BEGIN

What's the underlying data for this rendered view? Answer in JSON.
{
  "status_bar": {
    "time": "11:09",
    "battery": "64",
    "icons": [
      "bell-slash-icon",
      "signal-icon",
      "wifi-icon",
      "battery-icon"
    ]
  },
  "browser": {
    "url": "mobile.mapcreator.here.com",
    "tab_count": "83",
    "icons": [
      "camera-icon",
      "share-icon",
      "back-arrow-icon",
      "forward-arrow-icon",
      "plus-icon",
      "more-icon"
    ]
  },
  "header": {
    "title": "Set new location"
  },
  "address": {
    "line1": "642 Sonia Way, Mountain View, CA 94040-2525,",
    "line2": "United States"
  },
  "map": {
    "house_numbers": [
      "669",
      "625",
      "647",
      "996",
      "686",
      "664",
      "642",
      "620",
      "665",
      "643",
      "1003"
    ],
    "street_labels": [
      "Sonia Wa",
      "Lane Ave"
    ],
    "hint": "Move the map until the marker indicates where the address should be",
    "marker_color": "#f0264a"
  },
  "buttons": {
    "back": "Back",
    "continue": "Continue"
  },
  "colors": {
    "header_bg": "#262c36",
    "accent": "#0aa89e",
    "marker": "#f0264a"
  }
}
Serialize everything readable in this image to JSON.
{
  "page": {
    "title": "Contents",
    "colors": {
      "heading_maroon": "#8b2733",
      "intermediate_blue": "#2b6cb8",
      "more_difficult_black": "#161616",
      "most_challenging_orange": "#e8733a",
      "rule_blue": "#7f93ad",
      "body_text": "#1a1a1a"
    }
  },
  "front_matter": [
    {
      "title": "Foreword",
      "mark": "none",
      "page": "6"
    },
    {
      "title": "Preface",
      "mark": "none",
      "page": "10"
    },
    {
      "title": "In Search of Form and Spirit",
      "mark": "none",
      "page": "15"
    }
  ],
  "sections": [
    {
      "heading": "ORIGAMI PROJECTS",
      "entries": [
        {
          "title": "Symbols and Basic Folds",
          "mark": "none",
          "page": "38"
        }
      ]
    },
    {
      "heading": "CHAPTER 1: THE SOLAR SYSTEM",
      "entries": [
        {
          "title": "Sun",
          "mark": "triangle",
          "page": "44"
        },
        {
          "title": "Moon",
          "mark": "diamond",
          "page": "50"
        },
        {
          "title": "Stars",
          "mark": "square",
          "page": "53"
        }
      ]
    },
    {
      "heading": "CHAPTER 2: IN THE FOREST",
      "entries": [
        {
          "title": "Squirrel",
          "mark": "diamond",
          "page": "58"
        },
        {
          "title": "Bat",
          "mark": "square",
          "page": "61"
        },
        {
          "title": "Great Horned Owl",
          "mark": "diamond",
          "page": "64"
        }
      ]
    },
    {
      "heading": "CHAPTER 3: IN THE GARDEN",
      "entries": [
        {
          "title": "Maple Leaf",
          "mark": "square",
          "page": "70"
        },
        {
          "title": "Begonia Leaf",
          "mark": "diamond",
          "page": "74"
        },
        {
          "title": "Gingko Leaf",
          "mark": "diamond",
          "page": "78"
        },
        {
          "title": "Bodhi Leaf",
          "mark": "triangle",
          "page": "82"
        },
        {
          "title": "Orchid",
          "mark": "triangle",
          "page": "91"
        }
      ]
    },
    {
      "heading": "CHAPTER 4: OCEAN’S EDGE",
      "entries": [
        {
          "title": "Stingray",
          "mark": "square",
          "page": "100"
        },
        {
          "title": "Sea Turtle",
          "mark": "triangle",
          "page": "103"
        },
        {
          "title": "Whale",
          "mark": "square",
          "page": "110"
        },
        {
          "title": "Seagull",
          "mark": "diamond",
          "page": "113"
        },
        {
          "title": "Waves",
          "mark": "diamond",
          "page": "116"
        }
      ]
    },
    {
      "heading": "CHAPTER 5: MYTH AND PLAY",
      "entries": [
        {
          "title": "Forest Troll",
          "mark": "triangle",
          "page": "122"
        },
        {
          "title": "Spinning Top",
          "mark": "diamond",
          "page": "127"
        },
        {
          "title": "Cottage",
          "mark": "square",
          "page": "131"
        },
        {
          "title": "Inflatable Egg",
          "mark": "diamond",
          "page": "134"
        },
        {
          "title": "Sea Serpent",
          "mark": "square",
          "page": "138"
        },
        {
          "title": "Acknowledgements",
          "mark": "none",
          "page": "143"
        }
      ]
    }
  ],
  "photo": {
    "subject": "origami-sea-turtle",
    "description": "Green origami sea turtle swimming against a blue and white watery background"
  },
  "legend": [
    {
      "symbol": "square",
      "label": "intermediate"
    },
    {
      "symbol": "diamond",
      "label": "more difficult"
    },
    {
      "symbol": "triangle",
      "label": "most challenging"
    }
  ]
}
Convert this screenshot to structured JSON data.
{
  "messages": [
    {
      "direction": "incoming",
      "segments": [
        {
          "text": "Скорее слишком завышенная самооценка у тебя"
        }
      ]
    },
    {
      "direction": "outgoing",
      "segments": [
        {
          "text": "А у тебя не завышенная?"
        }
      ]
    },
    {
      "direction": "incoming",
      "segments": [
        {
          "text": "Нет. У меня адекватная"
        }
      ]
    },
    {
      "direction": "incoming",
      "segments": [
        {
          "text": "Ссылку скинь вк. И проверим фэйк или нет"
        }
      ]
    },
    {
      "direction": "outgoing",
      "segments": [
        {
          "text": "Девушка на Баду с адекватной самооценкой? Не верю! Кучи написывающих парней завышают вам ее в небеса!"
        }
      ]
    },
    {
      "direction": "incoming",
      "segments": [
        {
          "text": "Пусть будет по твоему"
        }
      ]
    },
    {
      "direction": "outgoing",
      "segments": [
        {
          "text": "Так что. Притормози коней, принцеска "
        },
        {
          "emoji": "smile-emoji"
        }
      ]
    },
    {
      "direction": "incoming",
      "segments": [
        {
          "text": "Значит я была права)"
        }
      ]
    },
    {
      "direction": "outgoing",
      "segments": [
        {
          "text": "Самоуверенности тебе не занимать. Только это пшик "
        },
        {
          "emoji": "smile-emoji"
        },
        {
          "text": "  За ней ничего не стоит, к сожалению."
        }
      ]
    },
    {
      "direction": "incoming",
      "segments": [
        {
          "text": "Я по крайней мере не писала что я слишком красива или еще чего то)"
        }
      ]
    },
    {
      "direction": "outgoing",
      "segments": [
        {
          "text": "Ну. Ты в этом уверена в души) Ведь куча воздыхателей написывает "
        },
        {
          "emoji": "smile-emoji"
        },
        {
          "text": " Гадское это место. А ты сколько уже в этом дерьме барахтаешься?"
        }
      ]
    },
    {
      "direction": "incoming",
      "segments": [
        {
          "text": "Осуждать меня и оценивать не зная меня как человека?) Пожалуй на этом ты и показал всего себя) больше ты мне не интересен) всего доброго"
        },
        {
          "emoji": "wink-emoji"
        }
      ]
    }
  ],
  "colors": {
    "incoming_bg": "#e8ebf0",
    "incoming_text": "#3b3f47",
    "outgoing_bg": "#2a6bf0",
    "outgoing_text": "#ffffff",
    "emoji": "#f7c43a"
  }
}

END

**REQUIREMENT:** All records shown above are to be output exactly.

**EXERCISE RESPONSE:**
What's the underlying data for this rendered view? Answer in JSON.
{
  "status_bar": {
    "time": "11:09",
    "battery": "64",
    "icons": [
      "bell-slash-icon",
      "signal-icon",
      "wifi-icon",
      "battery-icon"
    ]
  },
  "browser": {
    "url": "mobile.mapcreator.here.com",
    "tab_count": "83",
    "icons": [
      "camera-icon",
      "share-icon",
      "back-arrow-icon",
      "forward-arrow-icon",
      "plus-icon",
      "more-icon"
    ]
  },
  "header": {
    "title": "Set new location"
  },
  "address": {
    "line1": "642 Sonia Way, Mountain View, CA 94040-2525,",
    "line2": "United States"
  },
  "map": {
    "house_numbers": [
      "669",
      "625",
      "647",
      "996",
      "686",
      "664",
      "642",
      "620",
      "665",
      "643",
      "1003"
    ],
    "street_labels": [
      "Sonia Wa",
      "Lane Ave"
    ],
    "hint": "Move the map until the marker indicates where the address should be",
    "marker_color": "#f0264a"
  },
  "buttons": {
    "back": "Back",
    "continue": "Continue"
  },
  "colors": {
    "header_bg": "#262c36",
    "accent": "#0aa89e",
    "marker": "#f0264a"
  }
}
Serialize everything readable in this image to JSON.
{
  "page": {
    "title": "Contents",
    "colors": {
      "heading_maroon": "#8b2733",
      "intermediate_blue": "#2b6cb8",
      "more_difficult_black": "#161616",
      "most_challenging_orange": "#e8733a",
      "rule_blue": "#7f93ad",
      "body_text": "#1a1a1a"
    }
  },
  "front_matter": [
    {
      "title": "Foreword",
      "mark": "none",
      "page": "6"
    },
    {
      "title": "Preface",
      "mark": "none",
      "page": "10"
    },
    {
      "title": "In Search of Form and Spirit",
      "mark": "none",
      "page": "15"
    }
  ],
  "sections": [
    {
      "heading": "ORIGAMI PROJECTS",
      "entries": [
        {
          "title": "Symbols and Basic Folds",
          "mark": "none",
          "page": "38"
        }
      ]
    },
    {
      "heading": "CHAPTER 1: THE SOLAR SYSTEM",
      "entries": [
        {
          "title": "Sun",
          "mark": "triangle",
          "page": "44"
        },
        {
          "title": "Moon",
          "mark": "diamond",
          "page": "50"
        },
        {
          "title": "Stars",
          "mark": "square",
          "page": "53"
        }
      ]
    },
    {
      "heading": "CHAPTER 2: IN THE FOREST",
      "entries": [
        {
          "title": "Squirrel",
          "mark": "diamond",
          "page": "58"
        },
        {
          "title": "Bat",
          "mark": "square",
          "page": "61"
        },
        {
          "title": "Great Horned Owl",
          "mark": "diamond",
          "page": "64"
        }
      ]
    },
    {
      "heading": "CHAPTER 3: IN THE GARDEN",
      "entries": [
        {
          "title": "Maple Leaf",
          "mark": "square",
          "page": "70"
        },
        {
          "title": "Begonia Leaf",
          "mark": "diamond",
          "page": "74"
        },
        {
          "title": "Gingko Leaf",
          "mark": "diamond",
          "page": "78"
        },
        {
          "title": "Bodhi Leaf",
          "mark": "triangle",
          "page": "82"
        },
        {
          "title": "Orchid",
          "mark": "triangle",
          "page": "91"
        }
      ]
    },
    {
      "heading": "CHAPTER 4: OCEAN’S EDGE",
      "entries": [
        {
          "title": "Stingray",
          "mark": "square",
          "page": "100"
        },
        {
          "title": "Sea Turtle",
          "mark": "triangle",
          "page": "103"
        },
        {
          "title": "Whale",
          "mark": "square",
          "page": "110"
        },
        {
          "title": "Seagull",
          "mark": "diamond",
          "page": "113"
        },
        {
          "title": "Waves",
          "mark": "diamond",
          "page": "116"
        }
      ]
    },
    {
      "heading": "CHAPTER 5: MYTH AND PLAY",
      "entries": [
        {
          "title": "Forest Troll",
          "mark": "triangle",
          "page": "122"
        },
        {
          "title": "Spinning Top",
          "mark": "diamond",
          "page": "127"
        },
        {
          "title": "Cottage",
          "mark": "square",
          "page": "131"
        },
        {
          "title": "Inflatable Egg",
          "mark": "diamond",
          "page": "134"
        },
        {
          "title": "Sea Serpent",
          "mark": "square",
          "page": "138"
        },
        {
          "title": "Acknowledgements",
          "mark": "none",
          "page": "143"
        }
      ]
    }
  ],
  "photo": {
    "subject": "origami-sea-turtle",
    "description": "Green origami sea turtle swimming against a blue and white watery background"
  },
  "legend": [
    {
      "symbol": "square",
      "label": "intermediate"
    },
    {
      "symbol": "diamond",
      "label": "more difficult"
    },
    {
      "symbol": "triangle",
      "label": "most challenging"
    }
  ]
}
Convert this screenshot to structured JSON data.
{
  "messages": [
    {
      "direction": "incoming",
      "segments": [
        {
          "text": "Скорее слишком завышенная самооценка у тебя"
        }
      ]
    },
    {
      "direction": "outgoing",
      "segments": [
        {
          "text": "А у тебя не завышенная?"
        }
      ]
    },
    {
      "direction": "incoming",
      "segments": [
        {
          "text": "Нет. У меня адекватная"
        }
      ]
    },
    {
      "direction": "incoming",
      "segments": [
        {
          "text": "Ссылку скинь вк. И проверим фэйк или нет"
        }
      ]
    },
    {
      "direction": "outgoing",
      "segments": [
        {
          "text": "Девушка на Баду с адекватной самооценкой? Не верю! Кучи написывающих парней завышают вам ее в небеса!"
        }
      ]
    },
    {
      "direction": "incoming",
      "segments": [
        {
          "text": "Пусть будет по твоему"
        }
      ]
    },
    {
      "direction": "outgoing",
      "segments": [
        {
          "text": "Так что. Притормози коней, принцеска "
        },
        {
          "emoji": "smile-emoji"
        }
      ]
    },
    {
      "direction": "incoming",
      "segments": [
        {
          "text": "Значит я была права)"
        }
      ]
    },
    {
      "direction": "outgoing",
      "segments": [
        {
          "text": "Самоуверенности тебе не занимать. Только это пшик "
        },
        {
          "emoji": "smile-emoji"
        },
        {
          "text": "  За ней ничего не стоит, к сожалению."
        }
      ]
    },
    {
      "direction": "incoming",
      "segments": [
        {
          "text": "Я по крайней мере не писала что я слишком красива или еще чего то)"
        }
      ]
    },
    {
      "direction": "outgoing",
      "segments": [
        {
          "text": "Ну. Ты в этом уверена в души) Ведь куча воздыхателей написывает "
        },
        {
          "emoji": "smile-emoji"
        },
        {
          "text": " Гадское это место. А ты сколько уже в этом дерьме барахтаешься?"
        }
      ]
    },
    {
      "direction": "incoming",
      "segments": [
        {
          "text": "Осуждать меня и оценивать не зная меня как человека?) Пожалуй на этом ты и показал всего себя) больше ты мне не интересен) всего доброго"
        },
        {
          "emoji": "wink-emoji"
        }
      ]
    }
  ],
  "colors": {
    "incoming_bg": "#e8ebf0",
    "incoming_text": "#3b3f47",
    "outgoing_bg": "#2a6bf0",
    "outgoing_text": "#ffffff",
    "emoji": "#f7c43a"
  }
}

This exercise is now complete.